RECORDED DATA:
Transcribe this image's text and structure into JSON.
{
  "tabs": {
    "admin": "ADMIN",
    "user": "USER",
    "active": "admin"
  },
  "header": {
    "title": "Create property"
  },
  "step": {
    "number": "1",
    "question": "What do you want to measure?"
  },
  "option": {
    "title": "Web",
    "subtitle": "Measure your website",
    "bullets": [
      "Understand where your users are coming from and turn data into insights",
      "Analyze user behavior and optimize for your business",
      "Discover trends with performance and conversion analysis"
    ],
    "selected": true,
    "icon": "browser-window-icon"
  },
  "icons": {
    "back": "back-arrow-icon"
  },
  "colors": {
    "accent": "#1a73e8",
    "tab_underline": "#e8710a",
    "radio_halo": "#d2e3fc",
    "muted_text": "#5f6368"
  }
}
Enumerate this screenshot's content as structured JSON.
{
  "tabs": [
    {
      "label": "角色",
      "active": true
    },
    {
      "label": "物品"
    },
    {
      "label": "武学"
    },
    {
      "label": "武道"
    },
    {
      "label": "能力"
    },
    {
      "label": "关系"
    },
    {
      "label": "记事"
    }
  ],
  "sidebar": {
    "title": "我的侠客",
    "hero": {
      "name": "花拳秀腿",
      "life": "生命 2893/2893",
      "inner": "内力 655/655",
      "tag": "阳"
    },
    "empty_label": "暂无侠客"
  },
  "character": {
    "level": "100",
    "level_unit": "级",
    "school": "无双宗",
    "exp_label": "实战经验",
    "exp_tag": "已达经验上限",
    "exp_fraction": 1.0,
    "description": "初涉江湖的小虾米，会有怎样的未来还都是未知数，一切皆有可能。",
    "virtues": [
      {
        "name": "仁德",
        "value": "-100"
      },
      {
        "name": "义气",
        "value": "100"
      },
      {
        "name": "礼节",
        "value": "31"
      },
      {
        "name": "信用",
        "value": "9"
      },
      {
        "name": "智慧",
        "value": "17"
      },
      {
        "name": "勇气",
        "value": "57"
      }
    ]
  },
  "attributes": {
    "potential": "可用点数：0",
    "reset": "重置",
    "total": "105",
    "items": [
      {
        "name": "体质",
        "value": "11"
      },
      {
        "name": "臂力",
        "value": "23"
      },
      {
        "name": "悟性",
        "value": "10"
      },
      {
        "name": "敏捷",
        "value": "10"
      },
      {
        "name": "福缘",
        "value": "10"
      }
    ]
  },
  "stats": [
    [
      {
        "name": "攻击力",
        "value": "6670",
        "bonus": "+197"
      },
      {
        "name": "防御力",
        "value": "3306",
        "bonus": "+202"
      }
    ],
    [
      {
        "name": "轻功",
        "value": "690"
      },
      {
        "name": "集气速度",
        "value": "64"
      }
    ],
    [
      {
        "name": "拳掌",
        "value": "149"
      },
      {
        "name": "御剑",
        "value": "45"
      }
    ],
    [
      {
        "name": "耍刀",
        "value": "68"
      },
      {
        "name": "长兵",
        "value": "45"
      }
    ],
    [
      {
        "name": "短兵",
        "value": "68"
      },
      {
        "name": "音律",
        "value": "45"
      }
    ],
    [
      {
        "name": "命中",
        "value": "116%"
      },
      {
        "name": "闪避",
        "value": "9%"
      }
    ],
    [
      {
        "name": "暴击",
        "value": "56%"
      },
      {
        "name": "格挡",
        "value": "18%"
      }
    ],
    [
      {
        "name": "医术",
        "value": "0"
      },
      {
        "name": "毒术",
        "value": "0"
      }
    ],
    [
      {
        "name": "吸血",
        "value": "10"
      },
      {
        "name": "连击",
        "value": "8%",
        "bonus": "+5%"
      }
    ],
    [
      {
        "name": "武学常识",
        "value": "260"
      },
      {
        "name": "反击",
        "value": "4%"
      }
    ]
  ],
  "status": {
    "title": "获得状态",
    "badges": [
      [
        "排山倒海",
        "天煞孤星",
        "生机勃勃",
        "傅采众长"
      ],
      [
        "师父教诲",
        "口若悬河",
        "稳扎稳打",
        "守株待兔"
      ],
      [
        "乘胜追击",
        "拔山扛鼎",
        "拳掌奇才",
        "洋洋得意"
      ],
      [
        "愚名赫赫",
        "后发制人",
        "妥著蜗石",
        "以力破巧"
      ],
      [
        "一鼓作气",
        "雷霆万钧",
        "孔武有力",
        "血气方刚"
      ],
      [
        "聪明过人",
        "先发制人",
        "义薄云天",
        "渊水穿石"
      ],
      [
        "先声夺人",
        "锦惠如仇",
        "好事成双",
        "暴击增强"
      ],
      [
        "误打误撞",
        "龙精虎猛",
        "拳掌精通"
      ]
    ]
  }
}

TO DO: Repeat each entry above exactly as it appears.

EXERCISE OUTPUT:
Transcribe this image's text and structure into JSON.
{
  "tabs": {
    "admin": "ADMIN",
    "user": "USER",
    "active": "admin"
  },
  "header": {
    "title": "Create property"
  },
  "step": {
    "number": "1",
    "question": "What do you want to measure?"
  },
  "option": {
    "title": "Web",
    "subtitle": "Measure your website",
    "bullets": [
      "Understand where your users are coming from and turn data into insights",
      "Analyze user behavior and optimize for your business",
      "Discover trends with performance and conversion analysis"
    ],
    "selected": true,
    "icon": "browser-window-icon"
  },
  "icons": {
    "back": "back-arrow-icon"
  },
  "colors": {
    "accent": "#1a73e8",
    "tab_underline": "#e8710a",
    "radio_halo": "#d2e3fc",
    "muted_text": "#5f6368"
  }
}
Enumerate this screenshot's content as structured JSON.
{
  "tabs": [
    {
      "label": "角色",
      "active": true
    },
    {
      "label": "物品"
    },
    {
      "label": "武学"
    },
    {
      "label": "武道"
    },
    {
      "label": "能力"
    },
    {
      "label": "关系"
    },
    {
      "label": "记事"
    }
  ],
  "sidebar": {
    "title": "我的侠客",
    "hero": {
      "name": "花拳秀腿",
      "life": "生命 2893/2893",
      "inner": "内力 655/655",
      "tag": "阳"
    },
    "empty_label": "暂无侠客"
  },
  "character": {
    "level": "100",
    "level_unit": "级",
    "school": "无双宗",
    "exp_label": "实战经验",
    "exp_tag": "已达经验上限",
    "exp_fraction": 1.0,
    "description": "初涉江湖的小虾米，会有怎样的未来还都是未知数，一切皆有可能。",
    "virtues": [
      {
        "name": "仁德",
        "value": "-100"
      },
      {
        "name": "义气",
        "value": "100"
      },
      {
        "name": "礼节",
        "value": "31"
      },
      {
        "name": "信用",
        "value": "9"
      },
      {
        "name": "智慧",
        "value": "17"
      },
      {
        "name": "勇气",
        "value": "57"
      }
    ]
  },
  "attributes": {
    "potential": "可用点数：0",
    "reset": "重置",
    "total": "105",
    "items": [
      {
        "name": "体质",
        "value": "11"
      },
      {
        "name": "臂力",
        "value": "23"
      },
      {
        "name": "悟性",
        "value": "10"
      },
      {
        "name": "敏捷",
        "value": "10"
      },
      {
        "name": "福缘",
        "value": "10"
      }
    ]
  },
  "stats": [
    [
      {
        "name": "攻击力",
        "value": "6670",
        "bonus": "+197"
      },
      {
        "name": "防御力",
        "value": "3306",
        "bonus": "+202"
      }
    ],
    [
      {
        "name": "轻功",
        "value": "690"
      },
      {
        "name": "集气速度",
        "value": "64"
      }
    ],
    [
      {
        "name": "拳掌",
        "value": "149"
      },
      {
        "name": "御剑",
        "value": "45"
      }
    ],
    [
      {
        "name": "耍刀",
        "value": "68"
      },
      {
        "name": "长兵",
        "value": "45"
      }
    ],
    [
      {
        "name": "短兵",
        "value": "68"
      },
      {
        "name": "音律",
        "value": "45"
      }
    ],
    [
      {
        "name": "命中",
        "value": "116%"
      },
      {
        "name": "闪避",
        "value": "9%"
      }
    ],
    [
      {
        "name": "暴击",
        "value": "56%"
      },
      {
        "name": "格挡",
        "value": "18%"
      }
    ],
    [
      {
        "name": "医术",
        "value": "0"
      },
      {
        "name": "毒术",
        "value": "0"
      }
    ],
    [
      {
        "name": "吸血",
        "value": "10"
      },
      {
        "name": "连击",
        "value": "8%",
        "bonus": "+5%"
      }
    ],
    [
      {
        "name": "武学常识",
        "value": "260"
      },
      {
        "name": "反击",
        "value": "4%"
      }
    ]
  ],
  "status": {
    "title": "获得状态",
    "badges": [
      [
        "排山倒海",
        "天煞孤星",
        "生机勃勃",
        "傅采众长"
      ],
      [
        "师父教诲",
        "口若悬河",
        "稳扎稳打",
        "守株待兔"
      ],
      [
        "乘胜追击",
        "拔山扛鼎",
        "拳掌奇才",
        "洋洋得意"
      ],
      [
        "愚名赫赫",
        "后发制人",
        "妥著蜗石",
        "以力破巧"
      ],
      [
        "一鼓作气",
        "雷霆万钧",
        "孔武有力",
        "血气方刚"
      ],
      [
        "聪明过人",
        "先发制人",
        "义薄云天",
        "渊水穿石"
      ],
      [
        "先声夺人",
        "锦惠如仇",
        "好事成双",
        "暴击增强"
      ],
      [
        "误打误撞",
        "龙精虎猛",
        "拳掌精通"
      ]
    ]
  }
}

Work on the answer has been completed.